- [AIM OF THE EXERCISE]
Omit every picture and write out the rest of the records exactly.

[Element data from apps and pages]
============================================================

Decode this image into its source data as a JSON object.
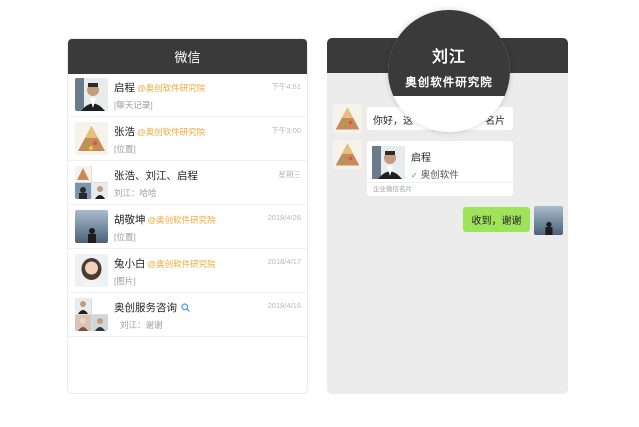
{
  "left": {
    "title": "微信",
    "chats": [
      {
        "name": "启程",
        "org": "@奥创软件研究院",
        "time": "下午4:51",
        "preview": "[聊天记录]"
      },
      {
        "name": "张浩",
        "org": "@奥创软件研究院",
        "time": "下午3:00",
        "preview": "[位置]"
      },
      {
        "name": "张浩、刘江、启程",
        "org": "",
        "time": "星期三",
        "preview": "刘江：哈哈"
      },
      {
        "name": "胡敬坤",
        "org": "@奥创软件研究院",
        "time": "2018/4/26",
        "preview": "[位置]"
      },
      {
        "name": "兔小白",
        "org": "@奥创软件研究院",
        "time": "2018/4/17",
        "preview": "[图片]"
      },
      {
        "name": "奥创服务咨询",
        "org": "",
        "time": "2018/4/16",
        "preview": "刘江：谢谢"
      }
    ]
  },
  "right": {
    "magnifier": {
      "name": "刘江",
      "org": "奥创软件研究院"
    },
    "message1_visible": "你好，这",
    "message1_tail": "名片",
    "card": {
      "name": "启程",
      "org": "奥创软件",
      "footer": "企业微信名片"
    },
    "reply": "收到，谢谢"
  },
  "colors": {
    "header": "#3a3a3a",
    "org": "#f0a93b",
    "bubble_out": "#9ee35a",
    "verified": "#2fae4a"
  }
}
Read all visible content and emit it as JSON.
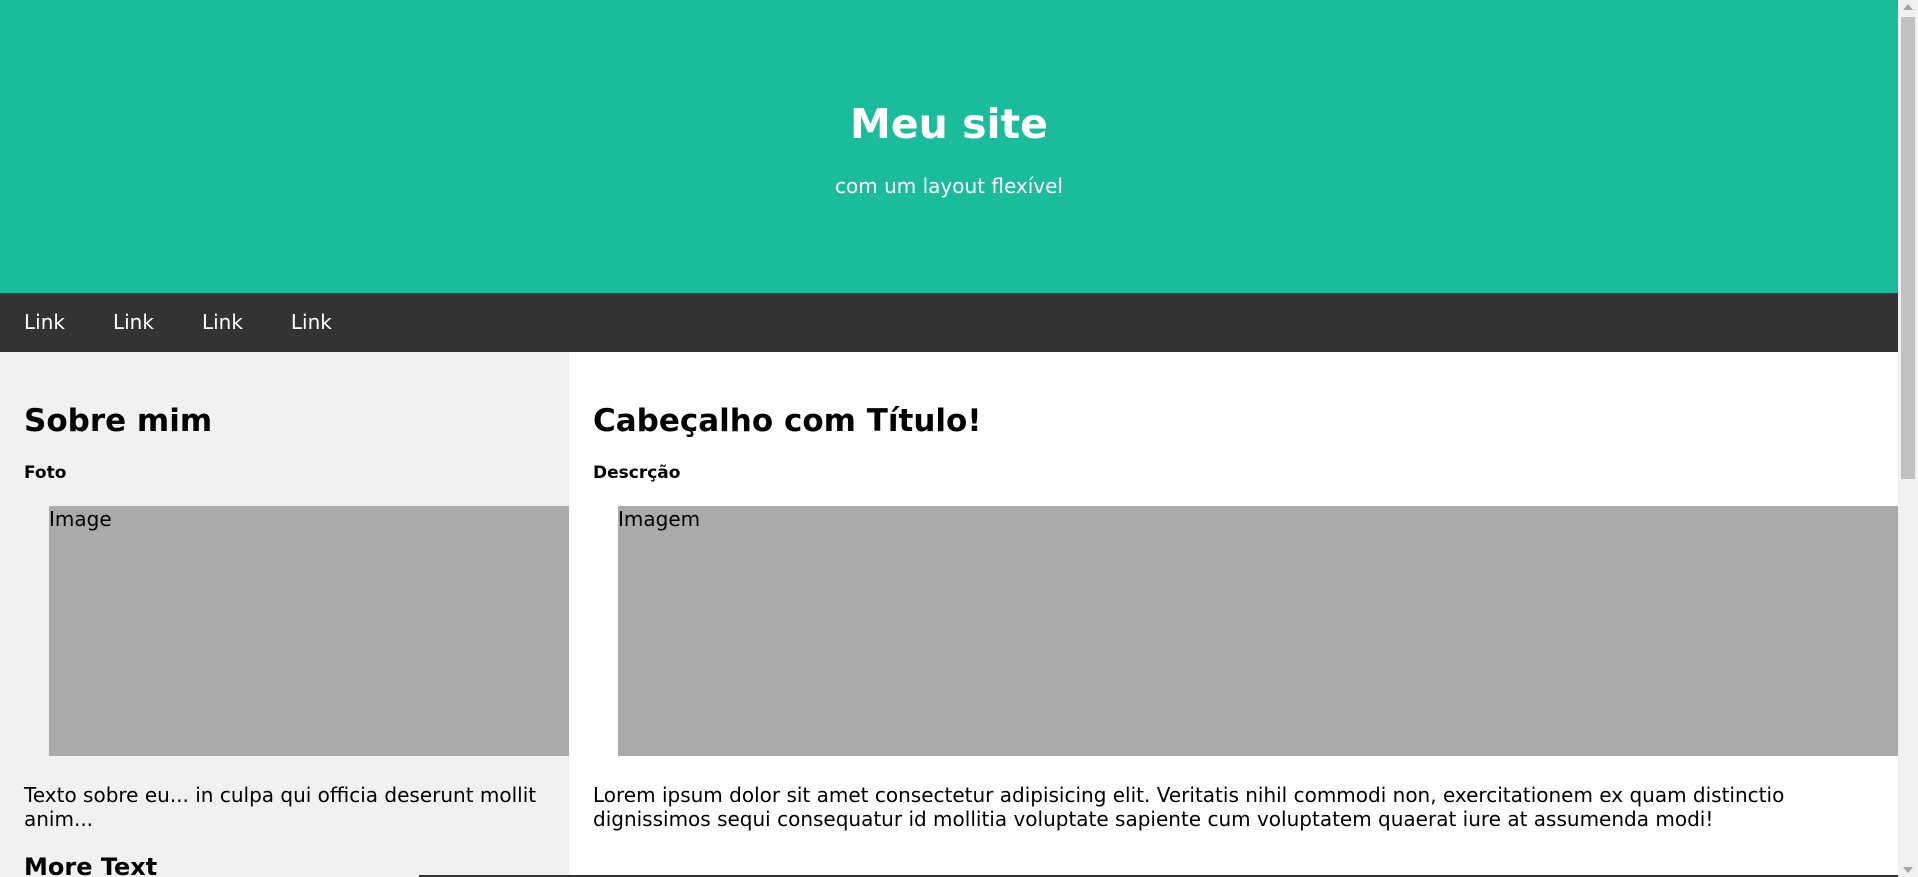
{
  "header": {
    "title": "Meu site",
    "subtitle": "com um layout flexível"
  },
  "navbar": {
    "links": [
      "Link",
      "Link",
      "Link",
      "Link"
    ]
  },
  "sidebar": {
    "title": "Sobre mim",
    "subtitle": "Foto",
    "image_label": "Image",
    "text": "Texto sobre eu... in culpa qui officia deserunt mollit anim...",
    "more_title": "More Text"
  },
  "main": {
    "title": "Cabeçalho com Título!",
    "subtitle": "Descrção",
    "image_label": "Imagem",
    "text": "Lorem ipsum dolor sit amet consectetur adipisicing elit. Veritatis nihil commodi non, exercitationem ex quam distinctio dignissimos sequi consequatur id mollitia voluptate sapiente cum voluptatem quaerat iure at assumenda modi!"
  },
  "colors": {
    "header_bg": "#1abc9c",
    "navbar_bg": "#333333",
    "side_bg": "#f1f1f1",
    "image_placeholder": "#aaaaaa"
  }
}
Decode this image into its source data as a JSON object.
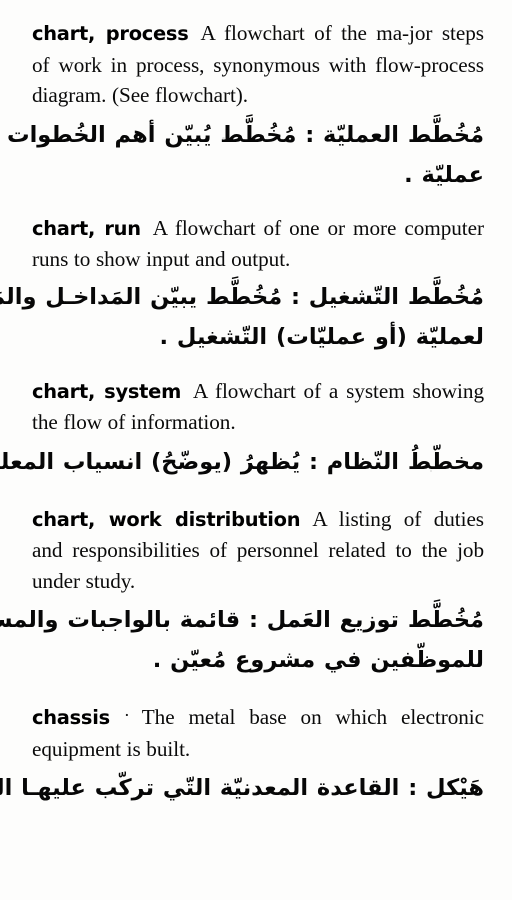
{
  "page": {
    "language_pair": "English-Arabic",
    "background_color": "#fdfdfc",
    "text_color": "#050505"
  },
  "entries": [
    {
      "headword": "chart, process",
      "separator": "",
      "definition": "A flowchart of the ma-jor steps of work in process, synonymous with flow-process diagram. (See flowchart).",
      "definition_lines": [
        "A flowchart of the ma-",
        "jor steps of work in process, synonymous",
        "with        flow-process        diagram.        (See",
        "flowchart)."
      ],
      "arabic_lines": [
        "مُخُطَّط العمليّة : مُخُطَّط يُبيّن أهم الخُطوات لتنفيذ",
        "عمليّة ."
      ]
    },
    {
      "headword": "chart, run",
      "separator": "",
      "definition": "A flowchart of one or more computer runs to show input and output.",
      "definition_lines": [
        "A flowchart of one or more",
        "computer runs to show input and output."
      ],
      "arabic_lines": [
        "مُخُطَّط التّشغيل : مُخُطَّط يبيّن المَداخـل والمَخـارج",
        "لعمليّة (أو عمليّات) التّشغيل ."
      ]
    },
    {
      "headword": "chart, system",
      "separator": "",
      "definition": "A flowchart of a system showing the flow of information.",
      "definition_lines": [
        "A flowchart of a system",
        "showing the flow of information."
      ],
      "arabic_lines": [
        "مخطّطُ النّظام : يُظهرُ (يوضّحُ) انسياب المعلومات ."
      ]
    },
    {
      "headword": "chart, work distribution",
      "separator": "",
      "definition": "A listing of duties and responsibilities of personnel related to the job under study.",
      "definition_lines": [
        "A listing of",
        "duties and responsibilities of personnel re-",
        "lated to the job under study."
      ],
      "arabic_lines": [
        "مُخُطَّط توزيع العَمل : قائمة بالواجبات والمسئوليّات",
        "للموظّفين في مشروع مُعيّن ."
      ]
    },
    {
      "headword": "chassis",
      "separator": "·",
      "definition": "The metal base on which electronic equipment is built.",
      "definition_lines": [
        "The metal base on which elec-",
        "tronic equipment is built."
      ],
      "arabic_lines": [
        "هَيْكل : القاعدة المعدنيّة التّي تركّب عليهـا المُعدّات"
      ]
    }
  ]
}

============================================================

- [THE ANSWER]
Decode this image into its source data as a JSON object.
{
  "left": {
    "title": "微信",
    "chats": [
      {
        "name": "启程",
        "org": "@奥创软件研究院",
        "time": "下午4:51",
        "preview": "[聊天记录]"
      },
      {
        "name": "张浩",
        "org": "@奥创软件研究院",
        "time": "下午3:00",
        "preview": "[位置]"
      },
      {
        "name": "张浩、刘江、启程",
        "org": "",
        "time": "星期三",
        "preview": "刘江：哈哈"
      },
      {
        "name": "胡敬坤",
        "org": "@奥创软件研究院",
        "time": "2018/4/26",
        "preview": "[位置]"
      },
      {
        "name": "兔小白",
        "org": "@奥创软件研究院",
        "time": "2018/4/17",
        "preview": "[图片]"
      },
      {
        "name": "奥创服务咨询",
        "org": "",
        "time": "2018/4/16",
        "preview": "刘江：谢谢"
      }
    ]
  },
  "right": {
    "magnifier": {
      "name": "刘江",
      "org": "奥创软件研究院"
    },
    "message1_visible": "你好，这",
    "message1_tail": "名片",
    "card": {
      "name": "启程",
      "org": "奥创软件",
      "footer": "企业微信名片"
    },
    "reply": "收到，谢谢"
  },
  "colors": {
    "header": "#3a3a3a",
    "org": "#f0a93b",
    "bubble_out": "#9ee35a",
    "verified": "#2fae4a"
  }
}
Read all visible content and emit it as JSON.
{
  "header": {
    "title": "Meu site",
    "subtitle": "com um layout flexível"
  },
  "navbar": {
    "links": [
      "Link",
      "Link",
      "Link",
      "Link"
    ]
  },
  "sidebar": {
    "title": "Sobre mim",
    "subtitle": "Foto",
    "image_label": "Image",
    "text": "Texto sobre eu... in culpa qui officia deserunt mollit anim...",
    "more_title": "More Text"
  },
  "main": {
    "title": "Cabeçalho com Título!",
    "subtitle": "Descrção",
    "image_label": "Imagem",
    "text": "Lorem ipsum dolor sit amet consectetur adipisicing elit. Veritatis nihil commodi non, exercitationem ex quam distinctio dignissimos sequi consequatur id mollitia voluptate sapiente cum voluptatem quaerat iure at assumenda modi!"
  },
  "colors": {
    "header_bg": "#1abc9c",
    "navbar_bg": "#333333",
    "side_bg": "#f1f1f1",
    "image_placeholder": "#aaaaaa"
  }
}
Decode this image into its source data as a JSON object.
{
  "page": {
    "language_pair": "English-Arabic",
    "background_color": "#fdfdfc",
    "text_color": "#050505"
  },
  "entries": [
    {
      "headword": "chart, process",
      "separator": "",
      "definition": "A flowchart of the ma-jor steps of work in process, synonymous with flow-process diagram. (See flowchart).",
      "definition_lines": [
        "A flowchart of the ma-",
        "jor steps of work in process, synonymous",
        "with        flow-process        diagram.        (See",
        "flowchart)."
      ],
      "arabic_lines": [
        "مُخُطَّط العمليّة : مُخُطَّط يُبيّن أهم الخُطوات لتنفيذ",
        "عمليّة ."
      ]
    },
    {
      "headword": "chart, run",
      "separator": "",
      "definition": "A flowchart of one or more computer runs to show input and output.",
      "definition_lines": [
        "A flowchart of one or more",
        "computer runs to show input and output."
      ],
      "arabic_lines": [
        "مُخُطَّط التّشغيل : مُخُطَّط يبيّن المَداخـل والمَخـارج",
        "لعمليّة (أو عمليّات) التّشغيل ."
      ]
    },
    {
      "headword": "chart, system",
      "separator": "",
      "definition": "A flowchart of a system showing the flow of information.",
      "definition_lines": [
        "A flowchart of a system",
        "showing the flow of information."
      ],
      "arabic_lines": [
        "مخطّطُ النّظام : يُظهرُ (يوضّحُ) انسياب المعلومات ."
      ]
    },
    {
      "headword": "chart, work distribution",
      "separator": "",
      "definition": "A listing of duties and responsibilities of personnel related to the job under study.",
      "definition_lines": [
        "A listing of",
        "duties and responsibilities of personnel re-",
        "lated to the job under study."
      ],
      "arabic_lines": [
        "مُخُطَّط توزيع العَمل : قائمة بالواجبات والمسئوليّات",
        "للموظّفين في مشروع مُعيّن ."
      ]
    },
    {
      "headword": "chassis",
      "separator": "·",
      "definition": "The metal base on which electronic equipment is built.",
      "definition_lines": [
        "The metal base on which elec-",
        "tronic equipment is built."
      ],
      "arabic_lines": [
        "هَيْكل : القاعدة المعدنيّة التّي تركّب عليهـا المُعدّات"
      ]
    }
  ]
}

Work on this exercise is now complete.